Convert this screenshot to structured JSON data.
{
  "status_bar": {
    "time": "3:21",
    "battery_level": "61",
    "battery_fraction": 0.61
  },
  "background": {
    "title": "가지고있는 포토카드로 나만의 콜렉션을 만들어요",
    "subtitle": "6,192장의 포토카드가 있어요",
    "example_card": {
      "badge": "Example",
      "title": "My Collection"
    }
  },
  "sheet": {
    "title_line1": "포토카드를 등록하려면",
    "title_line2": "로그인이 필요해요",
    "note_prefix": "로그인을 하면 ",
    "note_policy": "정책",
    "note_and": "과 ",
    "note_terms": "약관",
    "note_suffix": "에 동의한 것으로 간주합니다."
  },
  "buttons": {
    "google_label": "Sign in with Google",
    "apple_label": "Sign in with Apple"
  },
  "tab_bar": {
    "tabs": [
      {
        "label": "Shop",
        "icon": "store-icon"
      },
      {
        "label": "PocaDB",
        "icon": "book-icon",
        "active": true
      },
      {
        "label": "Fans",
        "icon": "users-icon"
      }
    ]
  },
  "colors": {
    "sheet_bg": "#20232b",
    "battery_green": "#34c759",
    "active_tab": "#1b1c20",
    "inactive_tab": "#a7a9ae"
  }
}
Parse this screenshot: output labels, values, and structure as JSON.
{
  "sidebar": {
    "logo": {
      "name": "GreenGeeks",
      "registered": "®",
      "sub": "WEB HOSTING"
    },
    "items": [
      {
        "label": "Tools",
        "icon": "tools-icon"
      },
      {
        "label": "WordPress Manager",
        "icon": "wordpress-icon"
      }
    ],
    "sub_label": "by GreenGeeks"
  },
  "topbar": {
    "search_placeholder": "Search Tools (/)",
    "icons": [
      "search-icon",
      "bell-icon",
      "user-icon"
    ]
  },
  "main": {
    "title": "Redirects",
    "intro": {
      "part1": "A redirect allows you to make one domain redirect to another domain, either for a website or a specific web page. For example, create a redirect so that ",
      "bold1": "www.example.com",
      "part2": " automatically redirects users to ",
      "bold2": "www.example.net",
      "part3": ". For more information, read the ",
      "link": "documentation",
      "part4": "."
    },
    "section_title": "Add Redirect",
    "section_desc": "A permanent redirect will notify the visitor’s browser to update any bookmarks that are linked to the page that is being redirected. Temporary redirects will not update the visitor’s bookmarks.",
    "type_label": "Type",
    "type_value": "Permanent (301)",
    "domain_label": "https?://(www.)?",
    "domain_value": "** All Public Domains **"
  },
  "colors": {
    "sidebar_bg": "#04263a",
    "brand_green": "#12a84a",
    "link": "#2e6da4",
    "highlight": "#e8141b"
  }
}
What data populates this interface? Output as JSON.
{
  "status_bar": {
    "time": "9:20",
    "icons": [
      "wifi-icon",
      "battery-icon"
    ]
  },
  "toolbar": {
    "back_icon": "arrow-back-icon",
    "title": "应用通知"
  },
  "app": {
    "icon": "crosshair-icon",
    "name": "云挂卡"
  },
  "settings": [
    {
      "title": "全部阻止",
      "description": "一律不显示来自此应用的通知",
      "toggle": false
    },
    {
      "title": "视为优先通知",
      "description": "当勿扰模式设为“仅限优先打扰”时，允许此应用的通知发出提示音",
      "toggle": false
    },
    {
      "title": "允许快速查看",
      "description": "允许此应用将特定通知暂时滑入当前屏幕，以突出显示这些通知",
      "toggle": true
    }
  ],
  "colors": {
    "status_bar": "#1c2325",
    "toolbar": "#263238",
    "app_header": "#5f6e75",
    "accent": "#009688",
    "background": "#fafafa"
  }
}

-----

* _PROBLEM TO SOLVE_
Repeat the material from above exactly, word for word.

* _SOLVED PROBLEM_
Convert this screenshot to structured JSON data.
{
  "status_bar": {
    "time": "3:21",
    "battery_level": "61",
    "battery_fraction": 0.61
  },
  "background": {
    "title": "가지고있는 포토카드로 나만의 콜렉션을 만들어요",
    "subtitle": "6,192장의 포토카드가 있어요",
    "example_card": {
      "badge": "Example",
      "title": "My Collection"
    }
  },
  "sheet": {
    "title_line1": "포토카드를 등록하려면",
    "title_line2": "로그인이 필요해요",
    "note_prefix": "로그인을 하면 ",
    "note_policy": "정책",
    "note_and": "과 ",
    "note_terms": "약관",
    "note_suffix": "에 동의한 것으로 간주합니다."
  },
  "buttons": {
    "google_label": "Sign in with Google",
    "apple_label": "Sign in with Apple"
  },
  "tab_bar": {
    "tabs": [
      {
        "label": "Shop",
        "icon": "store-icon"
      },
      {
        "label": "PocaDB",
        "icon": "book-icon",
        "active": true
      },
      {
        "label": "Fans",
        "icon": "users-icon"
      }
    ]
  },
  "colors": {
    "sheet_bg": "#20232b",
    "battery_green": "#34c759",
    "active_tab": "#1b1c20",
    "inactive_tab": "#a7a9ae"
  }
}
Parse this screenshot: output labels, values, and structure as JSON.
{
  "sidebar": {
    "logo": {
      "name": "GreenGeeks",
      "registered": "®",
      "sub": "WEB HOSTING"
    },
    "items": [
      {
        "label": "Tools",
        "icon": "tools-icon"
      },
      {
        "label": "WordPress Manager",
        "icon": "wordpress-icon"
      }
    ],
    "sub_label": "by GreenGeeks"
  },
  "topbar": {
    "search_placeholder": "Search Tools (/)",
    "icons": [
      "search-icon",
      "bell-icon",
      "user-icon"
    ]
  },
  "main": {
    "title": "Redirects",
    "intro": {
      "part1": "A redirect allows you to make one domain redirect to another domain, either for a website or a specific web page. For example, create a redirect so that ",
      "bold1": "www.example.com",
      "part2": " automatically redirects users to ",
      "bold2": "www.example.net",
      "part3": ". For more information, read the ",
      "link": "documentation",
      "part4": "."
    },
    "section_title": "Add Redirect",
    "section_desc": "A permanent redirect will notify the visitor’s browser to update any bookmarks that are linked to the page that is being redirected. Temporary redirects will not update the visitor’s bookmarks.",
    "type_label": "Type",
    "type_value": "Permanent (301)",
    "domain_label": "https?://(www.)?",
    "domain_value": "** All Public Domains **"
  },
  "colors": {
    "sidebar_bg": "#04263a",
    "brand_green": "#12a84a",
    "link": "#2e6da4",
    "highlight": "#e8141b"
  }
}
What data populates this interface? Output as JSON.
{
  "status_bar": {
    "time": "9:20",
    "icons": [
      "wifi-icon",
      "battery-icon"
    ]
  },
  "toolbar": {
    "back_icon": "arrow-back-icon",
    "title": "应用通知"
  },
  "app": {
    "icon": "crosshair-icon",
    "name": "云挂卡"
  },
  "settings": [
    {
      "title": "全部阻止",
      "description": "一律不显示来自此应用的通知",
      "toggle": false
    },
    {
      "title": "视为优先通知",
      "description": "当勿扰模式设为“仅限优先打扰”时，允许此应用的通知发出提示音",
      "toggle": false
    },
    {
      "title": "允许快速查看",
      "description": "允许此应用将特定通知暂时滑入当前屏幕，以突出显示这些通知",
      "toggle": true
    }
  ],
  "colors": {
    "status_bar": "#1c2325",
    "toolbar": "#263238",
    "app_header": "#5f6e75",
    "accent": "#009688",
    "background": "#fafafa"
  }
}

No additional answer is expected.